## [What is required]
Please return every line of the records below that holds the word "LAYER".

===== Data provided =====

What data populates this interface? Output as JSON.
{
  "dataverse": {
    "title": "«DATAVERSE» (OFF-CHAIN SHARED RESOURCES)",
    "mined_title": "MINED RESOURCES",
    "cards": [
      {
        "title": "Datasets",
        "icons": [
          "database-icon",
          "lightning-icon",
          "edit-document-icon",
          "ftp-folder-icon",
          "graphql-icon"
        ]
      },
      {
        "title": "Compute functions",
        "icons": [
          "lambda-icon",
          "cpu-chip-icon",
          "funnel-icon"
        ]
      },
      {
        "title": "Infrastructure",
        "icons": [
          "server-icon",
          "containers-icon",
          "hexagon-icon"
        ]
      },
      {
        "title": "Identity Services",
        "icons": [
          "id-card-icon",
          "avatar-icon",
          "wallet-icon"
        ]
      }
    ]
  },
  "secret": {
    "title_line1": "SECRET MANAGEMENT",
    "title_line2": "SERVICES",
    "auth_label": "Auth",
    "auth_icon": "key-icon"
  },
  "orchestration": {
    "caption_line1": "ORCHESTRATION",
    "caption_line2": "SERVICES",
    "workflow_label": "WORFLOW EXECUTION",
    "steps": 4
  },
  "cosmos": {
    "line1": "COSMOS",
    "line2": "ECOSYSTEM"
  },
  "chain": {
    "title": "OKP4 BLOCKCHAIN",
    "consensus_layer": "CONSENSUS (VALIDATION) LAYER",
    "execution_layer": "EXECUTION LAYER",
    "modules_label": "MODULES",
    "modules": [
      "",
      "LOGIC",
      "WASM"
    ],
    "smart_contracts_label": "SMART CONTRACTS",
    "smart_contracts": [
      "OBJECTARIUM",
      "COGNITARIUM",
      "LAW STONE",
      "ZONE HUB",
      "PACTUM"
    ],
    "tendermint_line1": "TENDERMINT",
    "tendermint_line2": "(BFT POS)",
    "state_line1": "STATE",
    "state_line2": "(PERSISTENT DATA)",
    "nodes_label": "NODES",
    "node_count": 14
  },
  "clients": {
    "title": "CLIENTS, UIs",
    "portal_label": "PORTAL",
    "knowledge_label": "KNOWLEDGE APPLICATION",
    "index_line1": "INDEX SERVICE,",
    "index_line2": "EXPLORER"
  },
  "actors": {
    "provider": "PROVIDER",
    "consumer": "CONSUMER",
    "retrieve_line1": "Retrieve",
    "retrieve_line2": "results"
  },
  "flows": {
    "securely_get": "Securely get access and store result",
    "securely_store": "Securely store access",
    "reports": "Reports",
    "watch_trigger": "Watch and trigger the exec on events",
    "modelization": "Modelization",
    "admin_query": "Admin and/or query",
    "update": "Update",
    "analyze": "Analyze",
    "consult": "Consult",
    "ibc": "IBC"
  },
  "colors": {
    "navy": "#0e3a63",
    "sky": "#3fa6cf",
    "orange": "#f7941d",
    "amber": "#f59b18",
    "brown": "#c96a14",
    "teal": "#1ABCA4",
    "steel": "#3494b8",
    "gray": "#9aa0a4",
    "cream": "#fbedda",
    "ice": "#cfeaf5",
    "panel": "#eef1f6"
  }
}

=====

## [Result]
    "consensus_layer": "CONSENSUS (VALIDATION) LAYER",
    "execution_layer": "EXECUTION LAYER",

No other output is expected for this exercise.